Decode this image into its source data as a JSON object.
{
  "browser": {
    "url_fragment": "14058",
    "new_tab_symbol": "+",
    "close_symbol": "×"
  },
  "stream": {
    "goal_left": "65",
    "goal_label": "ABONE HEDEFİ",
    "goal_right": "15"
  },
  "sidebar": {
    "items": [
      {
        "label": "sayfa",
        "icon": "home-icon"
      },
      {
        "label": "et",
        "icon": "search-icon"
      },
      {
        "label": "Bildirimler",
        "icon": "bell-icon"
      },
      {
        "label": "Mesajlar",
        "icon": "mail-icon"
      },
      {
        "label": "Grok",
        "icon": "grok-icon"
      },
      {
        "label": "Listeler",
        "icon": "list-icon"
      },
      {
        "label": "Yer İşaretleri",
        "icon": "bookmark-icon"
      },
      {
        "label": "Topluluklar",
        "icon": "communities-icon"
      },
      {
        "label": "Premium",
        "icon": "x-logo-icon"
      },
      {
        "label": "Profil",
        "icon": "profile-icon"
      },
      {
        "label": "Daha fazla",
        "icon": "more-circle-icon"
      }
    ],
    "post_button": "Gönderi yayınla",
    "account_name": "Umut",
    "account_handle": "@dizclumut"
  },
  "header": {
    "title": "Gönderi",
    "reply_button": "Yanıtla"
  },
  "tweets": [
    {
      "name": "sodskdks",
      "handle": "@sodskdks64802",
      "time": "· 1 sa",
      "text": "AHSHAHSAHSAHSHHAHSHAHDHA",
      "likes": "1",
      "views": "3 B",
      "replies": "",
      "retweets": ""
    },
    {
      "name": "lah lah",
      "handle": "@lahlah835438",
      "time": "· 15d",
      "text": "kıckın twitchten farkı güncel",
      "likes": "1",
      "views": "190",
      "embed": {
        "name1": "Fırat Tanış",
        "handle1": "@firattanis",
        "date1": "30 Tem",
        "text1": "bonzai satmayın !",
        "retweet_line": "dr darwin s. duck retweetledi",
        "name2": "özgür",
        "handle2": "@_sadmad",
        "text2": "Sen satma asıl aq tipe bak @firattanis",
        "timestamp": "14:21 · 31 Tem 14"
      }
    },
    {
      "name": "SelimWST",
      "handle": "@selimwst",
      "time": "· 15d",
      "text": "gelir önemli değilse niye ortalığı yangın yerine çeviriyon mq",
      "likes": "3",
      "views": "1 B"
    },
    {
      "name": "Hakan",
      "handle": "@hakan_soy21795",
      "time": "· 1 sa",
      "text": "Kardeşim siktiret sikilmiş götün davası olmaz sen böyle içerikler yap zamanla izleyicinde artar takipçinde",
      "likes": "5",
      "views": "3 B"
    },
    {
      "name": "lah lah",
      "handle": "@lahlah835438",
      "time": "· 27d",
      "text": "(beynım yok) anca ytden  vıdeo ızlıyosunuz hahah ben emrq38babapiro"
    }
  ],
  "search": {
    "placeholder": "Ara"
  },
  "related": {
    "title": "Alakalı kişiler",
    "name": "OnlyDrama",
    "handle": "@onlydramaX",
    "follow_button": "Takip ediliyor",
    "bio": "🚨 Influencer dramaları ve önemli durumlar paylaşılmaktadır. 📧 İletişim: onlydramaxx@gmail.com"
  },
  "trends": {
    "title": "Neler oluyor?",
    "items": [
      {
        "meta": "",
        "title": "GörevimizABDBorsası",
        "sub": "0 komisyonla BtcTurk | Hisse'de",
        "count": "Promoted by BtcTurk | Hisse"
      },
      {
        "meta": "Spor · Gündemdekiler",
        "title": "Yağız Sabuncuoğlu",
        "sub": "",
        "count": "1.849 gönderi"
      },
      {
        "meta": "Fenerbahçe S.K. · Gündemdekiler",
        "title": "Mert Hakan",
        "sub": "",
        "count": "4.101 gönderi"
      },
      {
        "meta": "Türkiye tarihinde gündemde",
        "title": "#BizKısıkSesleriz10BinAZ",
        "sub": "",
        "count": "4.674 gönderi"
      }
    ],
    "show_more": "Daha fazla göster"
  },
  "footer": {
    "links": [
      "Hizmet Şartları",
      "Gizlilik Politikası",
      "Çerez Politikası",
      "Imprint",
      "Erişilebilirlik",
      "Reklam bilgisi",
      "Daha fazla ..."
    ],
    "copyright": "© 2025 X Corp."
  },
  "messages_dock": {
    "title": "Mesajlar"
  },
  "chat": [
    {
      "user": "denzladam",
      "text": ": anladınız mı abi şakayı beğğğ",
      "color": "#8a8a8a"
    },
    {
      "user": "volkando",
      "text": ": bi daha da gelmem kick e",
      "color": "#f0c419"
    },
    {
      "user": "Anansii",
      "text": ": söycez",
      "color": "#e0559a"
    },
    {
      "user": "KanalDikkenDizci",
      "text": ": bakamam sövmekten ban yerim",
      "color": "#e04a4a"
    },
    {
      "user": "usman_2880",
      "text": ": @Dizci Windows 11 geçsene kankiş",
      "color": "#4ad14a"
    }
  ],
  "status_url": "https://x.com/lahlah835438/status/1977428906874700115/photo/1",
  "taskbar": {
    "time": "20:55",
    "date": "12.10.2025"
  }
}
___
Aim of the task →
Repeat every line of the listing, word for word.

Task solution →
Decode this image into its source data as a JSON object.
{
  "browser": {
    "url_fragment": "14058",
    "new_tab_symbol": "+",
    "close_symbol": "×"
  },
  "stream": {
    "goal_left": "65",
    "goal_label": "ABONE HEDEFİ",
    "goal_right": "15"
  },
  "sidebar": {
    "items": [
      {
        "label": "sayfa",
        "icon": "home-icon"
      },
      {
        "label": "et",
        "icon": "search-icon"
      },
      {
        "label": "Bildirimler",
        "icon": "bell-icon"
      },
      {
        "label": "Mesajlar",
        "icon": "mail-icon"
      },
      {
        "label": "Grok",
        "icon": "grok-icon"
      },
      {
        "label": "Listeler",
        "icon": "list-icon"
      },
      {
        "label": "Yer İşaretleri",
        "icon": "bookmark-icon"
      },
      {
        "label": "Topluluklar",
        "icon": "communities-icon"
      },
      {
        "label": "Premium",
        "icon": "x-logo-icon"
      },
      {
        "label": "Profil",
        "icon": "profile-icon"
      },
      {
        "label": "Daha fazla",
        "icon": "more-circle-icon"
      }
    ],
    "post_button": "Gönderi yayınla",
    "account_name": "Umut",
    "account_handle": "@dizclumut"
  },
  "header": {
    "title": "Gönderi",
    "reply_button": "Yanıtla"
  },
  "tweets": [
    {
      "name": "sodskdks",
      "handle": "@sodskdks64802",
      "time": "· 1 sa",
      "text": "AHSHAHSAHSAHSHHAHSHAHDHA",
      "likes": "1",
      "views": "3 B",
      "replies": "",
      "retweets": ""
    },
    {
      "name": "lah lah",
      "handle": "@lahlah835438",
      "time": "· 15d",
      "text": "kıckın twitchten farkı güncel",
      "likes": "1",
      "views": "190",
      "embed": {
        "name1": "Fırat Tanış",
        "handle1": "@firattanis",
        "date1": "30 Tem",
        "text1": "bonzai satmayın !",
        "retweet_line": "dr darwin s. duck retweetledi",
        "name2": "özgür",
        "handle2": "@_sadmad",
        "text2": "Sen satma asıl aq tipe bak @firattanis",
        "timestamp": "14:21 · 31 Tem 14"
      }
    },
    {
      "name": "SelimWST",
      "handle": "@selimwst",
      "time": "· 15d",
      "text": "gelir önemli değilse niye ortalığı yangın yerine çeviriyon mq",
      "likes": "3",
      "views": "1 B"
    },
    {
      "name": "Hakan",
      "handle": "@hakan_soy21795",
      "time": "· 1 sa",
      "text": "Kardeşim siktiret sikilmiş götün davası olmaz sen böyle içerikler yap zamanla izleyicinde artar takipçinde",
      "likes": "5",
      "views": "3 B"
    },
    {
      "name": "lah lah",
      "handle": "@lahlah835438",
      "time": "· 27d",
      "text": "(beynım yok) anca ytden  vıdeo ızlıyosunuz hahah ben emrq38babapiro"
    }
  ],
  "search": {
    "placeholder": "Ara"
  },
  "related": {
    "title": "Alakalı kişiler",
    "name": "OnlyDrama",
    "handle": "@onlydramaX",
    "follow_button": "Takip ediliyor",
    "bio": "🚨 Influencer dramaları ve önemli durumlar paylaşılmaktadır. 📧 İletişim: onlydramaxx@gmail.com"
  },
  "trends": {
    "title": "Neler oluyor?",
    "items": [
      {
        "meta": "",
        "title": "GörevimizABDBorsası",
        "sub": "0 komisyonla BtcTurk | Hisse'de",
        "count": "Promoted by BtcTurk | Hisse"
      },
      {
        "meta": "Spor · Gündemdekiler",
        "title": "Yağız Sabuncuoğlu",
        "sub": "",
        "count": "1.849 gönderi"
      },
      {
        "meta": "Fenerbahçe S.K. · Gündemdekiler",
        "title": "Mert Hakan",
        "sub": "",
        "count": "4.101 gönderi"
      },
      {
        "meta": "Türkiye tarihinde gündemde",
        "title": "#BizKısıkSesleriz10BinAZ",
        "sub": "",
        "count": "4.674 gönderi"
      }
    ],
    "show_more": "Daha fazla göster"
  },
  "footer": {
    "links": [
      "Hizmet Şartları",
      "Gizlilik Politikası",
      "Çerez Politikası",
      "Imprint",
      "Erişilebilirlik",
      "Reklam bilgisi",
      "Daha fazla ..."
    ],
    "copyright": "© 2025 X Corp."
  },
  "messages_dock": {
    "title": "Mesajlar"
  },
  "chat": [
    {
      "user": "denzladam",
      "text": ": anladınız mı abi şakayı beğğğ",
      "color": "#8a8a8a"
    },
    {
      "user": "volkando",
      "text": ": bi daha da gelmem kick e",
      "color": "#f0c419"
    },
    {
      "user": "Anansii",
      "text": ": söycez",
      "color": "#e0559a"
    },
    {
      "user": "KanalDikkenDizci",
      "text": ": bakamam sövmekten ban yerim",
      "color": "#e04a4a"
    },
    {
      "user": "usman_2880",
      "text": ": @Dizci Windows 11 geçsene kankiş",
      "color": "#4ad14a"
    }
  ],
  "status_url": "https://x.com/lahlah835438/status/1977428906874700115/photo/1",
  "taskbar": {
    "time": "20:55",
    "date": "12.10.2025"
  }
}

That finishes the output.